Brief
Below are records; repeat them all exactly.

Source data
# # # # #

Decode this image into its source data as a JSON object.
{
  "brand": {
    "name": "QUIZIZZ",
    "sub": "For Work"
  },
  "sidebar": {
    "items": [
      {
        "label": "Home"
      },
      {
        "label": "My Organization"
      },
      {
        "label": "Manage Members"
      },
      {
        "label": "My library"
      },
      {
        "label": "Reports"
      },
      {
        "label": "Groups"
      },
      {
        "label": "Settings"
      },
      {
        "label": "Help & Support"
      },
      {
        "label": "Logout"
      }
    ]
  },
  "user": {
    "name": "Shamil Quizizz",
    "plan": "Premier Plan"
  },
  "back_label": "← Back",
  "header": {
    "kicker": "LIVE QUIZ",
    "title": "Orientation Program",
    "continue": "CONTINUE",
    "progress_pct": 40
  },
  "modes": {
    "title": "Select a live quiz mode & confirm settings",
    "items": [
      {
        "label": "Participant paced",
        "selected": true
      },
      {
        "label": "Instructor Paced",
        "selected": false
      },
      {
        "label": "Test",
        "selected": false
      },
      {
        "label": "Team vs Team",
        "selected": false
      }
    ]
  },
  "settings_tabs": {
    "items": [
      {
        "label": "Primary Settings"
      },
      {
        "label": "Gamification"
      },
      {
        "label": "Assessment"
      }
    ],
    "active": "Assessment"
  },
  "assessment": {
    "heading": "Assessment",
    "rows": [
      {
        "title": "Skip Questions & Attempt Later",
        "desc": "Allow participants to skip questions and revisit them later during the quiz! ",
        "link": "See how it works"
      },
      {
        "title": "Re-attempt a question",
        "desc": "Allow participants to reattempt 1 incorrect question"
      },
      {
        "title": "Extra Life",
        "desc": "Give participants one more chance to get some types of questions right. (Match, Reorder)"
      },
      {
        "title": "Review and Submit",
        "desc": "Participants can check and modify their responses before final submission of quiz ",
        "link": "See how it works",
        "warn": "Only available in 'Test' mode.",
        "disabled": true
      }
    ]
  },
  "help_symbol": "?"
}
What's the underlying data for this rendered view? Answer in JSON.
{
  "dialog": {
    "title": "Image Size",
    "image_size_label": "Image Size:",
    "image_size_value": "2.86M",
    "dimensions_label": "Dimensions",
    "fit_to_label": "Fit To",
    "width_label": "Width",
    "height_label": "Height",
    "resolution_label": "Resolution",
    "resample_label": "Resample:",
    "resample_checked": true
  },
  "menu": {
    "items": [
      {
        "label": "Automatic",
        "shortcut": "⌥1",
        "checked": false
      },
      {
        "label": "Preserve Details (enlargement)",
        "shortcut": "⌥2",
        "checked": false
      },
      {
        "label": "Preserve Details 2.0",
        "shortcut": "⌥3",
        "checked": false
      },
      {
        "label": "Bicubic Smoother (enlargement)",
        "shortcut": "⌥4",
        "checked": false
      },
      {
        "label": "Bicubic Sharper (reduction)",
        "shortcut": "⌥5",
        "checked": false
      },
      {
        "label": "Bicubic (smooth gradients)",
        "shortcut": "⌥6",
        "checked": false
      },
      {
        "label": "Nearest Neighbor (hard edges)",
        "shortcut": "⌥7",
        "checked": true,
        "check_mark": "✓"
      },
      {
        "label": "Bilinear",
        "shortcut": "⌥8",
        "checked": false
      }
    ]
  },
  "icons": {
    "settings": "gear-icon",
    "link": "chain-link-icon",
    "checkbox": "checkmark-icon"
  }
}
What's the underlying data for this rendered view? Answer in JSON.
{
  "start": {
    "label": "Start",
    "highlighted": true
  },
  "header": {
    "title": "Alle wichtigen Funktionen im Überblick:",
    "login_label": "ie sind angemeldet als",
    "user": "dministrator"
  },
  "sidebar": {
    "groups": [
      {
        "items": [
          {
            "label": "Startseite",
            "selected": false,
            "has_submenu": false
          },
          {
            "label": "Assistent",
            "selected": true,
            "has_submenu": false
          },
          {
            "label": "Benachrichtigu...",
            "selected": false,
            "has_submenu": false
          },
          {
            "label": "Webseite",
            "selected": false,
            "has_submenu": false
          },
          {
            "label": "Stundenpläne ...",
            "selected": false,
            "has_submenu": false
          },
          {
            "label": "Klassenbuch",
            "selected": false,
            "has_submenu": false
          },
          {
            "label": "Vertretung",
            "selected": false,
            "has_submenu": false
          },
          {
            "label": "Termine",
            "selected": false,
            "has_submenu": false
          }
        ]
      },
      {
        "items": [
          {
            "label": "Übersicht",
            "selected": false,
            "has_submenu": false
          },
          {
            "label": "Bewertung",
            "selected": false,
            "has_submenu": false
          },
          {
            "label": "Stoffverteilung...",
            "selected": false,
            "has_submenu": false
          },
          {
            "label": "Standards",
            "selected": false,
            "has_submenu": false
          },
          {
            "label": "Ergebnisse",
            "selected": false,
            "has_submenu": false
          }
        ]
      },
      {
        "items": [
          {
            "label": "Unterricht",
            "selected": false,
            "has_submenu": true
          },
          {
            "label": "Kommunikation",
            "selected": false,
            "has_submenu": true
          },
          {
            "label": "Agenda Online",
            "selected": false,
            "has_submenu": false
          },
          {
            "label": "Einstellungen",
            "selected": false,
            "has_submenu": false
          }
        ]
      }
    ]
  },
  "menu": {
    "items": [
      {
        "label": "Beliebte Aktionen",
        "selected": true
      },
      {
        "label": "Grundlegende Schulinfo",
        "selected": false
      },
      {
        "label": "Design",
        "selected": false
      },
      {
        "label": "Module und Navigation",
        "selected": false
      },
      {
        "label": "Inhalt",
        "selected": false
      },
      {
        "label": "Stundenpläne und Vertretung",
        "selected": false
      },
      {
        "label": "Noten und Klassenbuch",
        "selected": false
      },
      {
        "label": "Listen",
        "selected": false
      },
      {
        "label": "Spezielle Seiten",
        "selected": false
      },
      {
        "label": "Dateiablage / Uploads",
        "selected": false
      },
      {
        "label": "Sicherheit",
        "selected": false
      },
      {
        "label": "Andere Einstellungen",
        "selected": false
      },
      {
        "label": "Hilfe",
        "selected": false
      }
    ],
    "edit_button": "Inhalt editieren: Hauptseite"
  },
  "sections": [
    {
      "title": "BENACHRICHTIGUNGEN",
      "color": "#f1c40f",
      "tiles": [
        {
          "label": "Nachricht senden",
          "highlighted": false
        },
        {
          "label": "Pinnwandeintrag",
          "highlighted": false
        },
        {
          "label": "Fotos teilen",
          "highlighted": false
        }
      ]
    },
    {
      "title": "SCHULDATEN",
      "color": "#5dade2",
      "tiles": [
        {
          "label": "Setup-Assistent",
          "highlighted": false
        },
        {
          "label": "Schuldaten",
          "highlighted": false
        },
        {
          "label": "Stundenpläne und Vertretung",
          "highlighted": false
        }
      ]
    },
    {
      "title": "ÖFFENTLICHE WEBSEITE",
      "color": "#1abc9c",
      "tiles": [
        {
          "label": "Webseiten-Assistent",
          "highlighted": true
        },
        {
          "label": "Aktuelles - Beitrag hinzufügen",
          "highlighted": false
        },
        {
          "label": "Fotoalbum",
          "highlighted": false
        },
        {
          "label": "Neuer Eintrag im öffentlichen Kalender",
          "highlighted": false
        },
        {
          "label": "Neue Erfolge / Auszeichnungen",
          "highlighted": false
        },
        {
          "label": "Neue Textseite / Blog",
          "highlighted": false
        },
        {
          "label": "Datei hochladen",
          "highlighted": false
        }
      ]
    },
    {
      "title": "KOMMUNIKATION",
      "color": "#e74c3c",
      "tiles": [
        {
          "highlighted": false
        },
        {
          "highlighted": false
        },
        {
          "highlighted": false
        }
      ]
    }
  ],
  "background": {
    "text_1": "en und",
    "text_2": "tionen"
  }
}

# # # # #

Written answer
Decode this image into its source data as a JSON object.
{
  "brand": {
    "name": "QUIZIZZ",
    "sub": "For Work"
  },
  "sidebar": {
    "items": [
      {
        "label": "Home"
      },
      {
        "label": "My Organization"
      },
      {
        "label": "Manage Members"
      },
      {
        "label": "My library"
      },
      {
        "label": "Reports"
      },
      {
        "label": "Groups"
      },
      {
        "label": "Settings"
      },
      {
        "label": "Help & Support"
      },
      {
        "label": "Logout"
      }
    ]
  },
  "user": {
    "name": "Shamil Quizizz",
    "plan": "Premier Plan"
  },
  "back_label": "← Back",
  "header": {
    "kicker": "LIVE QUIZ",
    "title": "Orientation Program",
    "continue": "CONTINUE",
    "progress_pct": 40
  },
  "modes": {
    "title": "Select a live quiz mode & confirm settings",
    "items": [
      {
        "label": "Participant paced",
        "selected": true
      },
      {
        "label": "Instructor Paced",
        "selected": false
      },
      {
        "label": "Test",
        "selected": false
      },
      {
        "label": "Team vs Team",
        "selected": false
      }
    ]
  },
  "settings_tabs": {
    "items": [
      {
        "label": "Primary Settings"
      },
      {
        "label": "Gamification"
      },
      {
        "label": "Assessment"
      }
    ],
    "active": "Assessment"
  },
  "assessment": {
    "heading": "Assessment",
    "rows": [
      {
        "title": "Skip Questions & Attempt Later",
        "desc": "Allow participants to skip questions and revisit them later during the quiz! ",
        "link": "See how it works"
      },
      {
        "title": "Re-attempt a question",
        "desc": "Allow participants to reattempt 1 incorrect question"
      },
      {
        "title": "Extra Life",
        "desc": "Give participants one more chance to get some types of questions right. (Match, Reorder)"
      },
      {
        "title": "Review and Submit",
        "desc": "Participants can check and modify their responses before final submission of quiz ",
        "link": "See how it works",
        "warn": "Only available in 'Test' mode.",
        "disabled": true
      }
    ]
  },
  "help_symbol": "?"
}
What's the underlying data for this rendered view? Answer in JSON.
{
  "dialog": {
    "title": "Image Size",
    "image_size_label": "Image Size:",
    "image_size_value": "2.86M",
    "dimensions_label": "Dimensions",
    "fit_to_label": "Fit To",
    "width_label": "Width",
    "height_label": "Height",
    "resolution_label": "Resolution",
    "resample_label": "Resample:",
    "resample_checked": true
  },
  "menu": {
    "items": [
      {
        "label": "Automatic",
        "shortcut": "⌥1",
        "checked": false
      },
      {
        "label": "Preserve Details (enlargement)",
        "shortcut": "⌥2",
        "checked": false
      },
      {
        "label": "Preserve Details 2.0",
        "shortcut": "⌥3",
        "checked": false
      },
      {
        "label": "Bicubic Smoother (enlargement)",
        "shortcut": "⌥4",
        "checked": false
      },
      {
        "label": "Bicubic Sharper (reduction)",
        "shortcut": "⌥5",
        "checked": false
      },
      {
        "label": "Bicubic (smooth gradients)",
        "shortcut": "⌥6",
        "checked": false
      },
      {
        "label": "Nearest Neighbor (hard edges)",
        "shortcut": "⌥7",
        "checked": true,
        "check_mark": "✓"
      },
      {
        "label": "Bilinear",
        "shortcut": "⌥8",
        "checked": false
      }
    ]
  },
  "icons": {
    "settings": "gear-icon",
    "link": "chain-link-icon",
    "checkbox": "checkmark-icon"
  }
}
What's the underlying data for this rendered view? Answer in JSON.
{
  "start": {
    "label": "Start",
    "highlighted": true
  },
  "header": {
    "title": "Alle wichtigen Funktionen im Überblick:",
    "login_label": "ie sind angemeldet als",
    "user": "dministrator"
  },
  "sidebar": {
    "groups": [
      {
        "items": [
          {
            "label": "Startseite",
            "selected": false,
            "has_submenu": false
          },
          {
            "label": "Assistent",
            "selected": true,
            "has_submenu": false
          },
          {
            "label": "Benachrichtigu...",
            "selected": false,
            "has_submenu": false
          },
          {
            "label": "Webseite",
            "selected": false,
            "has_submenu": false
          },
          {
            "label": "Stundenpläne ...",
            "selected": false,
            "has_submenu": false
          },
          {
            "label": "Klassenbuch",
            "selected": false,
            "has_submenu": false
          },
          {
            "label": "Vertretung",
            "selected": false,
            "has_submenu": false
          },
          {
            "label": "Termine",
            "selected": false,
            "has_submenu": false
          }
        ]
      },
      {
        "items": [
          {
            "label": "Übersicht",
            "selected": false,
            "has_submenu": false
          },
          {
            "label": "Bewertung",
            "selected": false,
            "has_submenu": false
          },
          {
            "label": "Stoffverteilung...",
            "selected": false,
            "has_submenu": false
          },
          {
            "label": "Standards",
            "selected": false,
            "has_submenu": false
          },
          {
            "label": "Ergebnisse",
            "selected": false,
            "has_submenu": false
          }
        ]
      },
      {
        "items": [
          {
            "label": "Unterricht",
            "selected": false,
            "has_submenu": true
          },
          {
            "label": "Kommunikation",
            "selected": false,
            "has_submenu": true
          },
          {
            "label": "Agenda Online",
            "selected": false,
            "has_submenu": false
          },
          {
            "label": "Einstellungen",
            "selected": false,
            "has_submenu": false
          }
        ]
      }
    ]
  },
  "menu": {
    "items": [
      {
        "label": "Beliebte Aktionen",
        "selected": true
      },
      {
        "label": "Grundlegende Schulinfo",
        "selected": false
      },
      {
        "label": "Design",
        "selected": false
      },
      {
        "label": "Module und Navigation",
        "selected": false
      },
      {
        "label": "Inhalt",
        "selected": false
      },
      {
        "label": "Stundenpläne und Vertretung",
        "selected": false
      },
      {
        "label": "Noten und Klassenbuch",
        "selected": false
      },
      {
        "label": "Listen",
        "selected": false
      },
      {
        "label": "Spezielle Seiten",
        "selected": false
      },
      {
        "label": "Dateiablage / Uploads",
        "selected": false
      },
      {
        "label": "Sicherheit",
        "selected": false
      },
      {
        "label": "Andere Einstellungen",
        "selected": false
      },
      {
        "label": "Hilfe",
        "selected": false
      }
    ],
    "edit_button": "Inhalt editieren: Hauptseite"
  },
  "sections": [
    {
      "title": "BENACHRICHTIGUNGEN",
      "color": "#f1c40f",
      "tiles": [
        {
          "label": "Nachricht senden",
          "highlighted": false
        },
        {
          "label": "Pinnwandeintrag",
          "highlighted": false
        },
        {
          "label": "Fotos teilen",
          "highlighted": false
        }
      ]
    },
    {
      "title": "SCHULDATEN",
      "color": "#5dade2",
      "tiles": [
        {
          "label": "Setup-Assistent",
          "highlighted": false
        },
        {
          "label": "Schuldaten",
          "highlighted": false
        },
        {
          "label": "Stundenpläne und Vertretung",
          "highlighted": false
        }
      ]
    },
    {
      "title": "ÖFFENTLICHE WEBSEITE",
      "color": "#1abc9c",
      "tiles": [
        {
          "label": "Webseiten-Assistent",
          "highlighted": true
        },
        {
          "label": "Aktuelles - Beitrag hinzufügen",
          "highlighted": false
        },
        {
          "label": "Fotoalbum",
          "highlighted": false
        },
        {
          "label": "Neuer Eintrag im öffentlichen Kalender",
          "highlighted": false
        },
        {
          "label": "Neue Erfolge / Auszeichnungen",
          "highlighted": false
        },
        {
          "label": "Neue Textseite / Blog",
          "highlighted": false
        },
        {
          "label": "Datei hochladen",
          "highlighted": false
        }
      ]
    },
    {
      "title": "KOMMUNIKATION",
      "color": "#e74c3c",
      "tiles": [
        {
          "highlighted": false
        },
        {
          "highlighted": false
        },
        {
          "highlighted": false
        }
      ]
    }
  ],
  "background": {
    "text_1": "en und",
    "text_2": "tionen"
  }
}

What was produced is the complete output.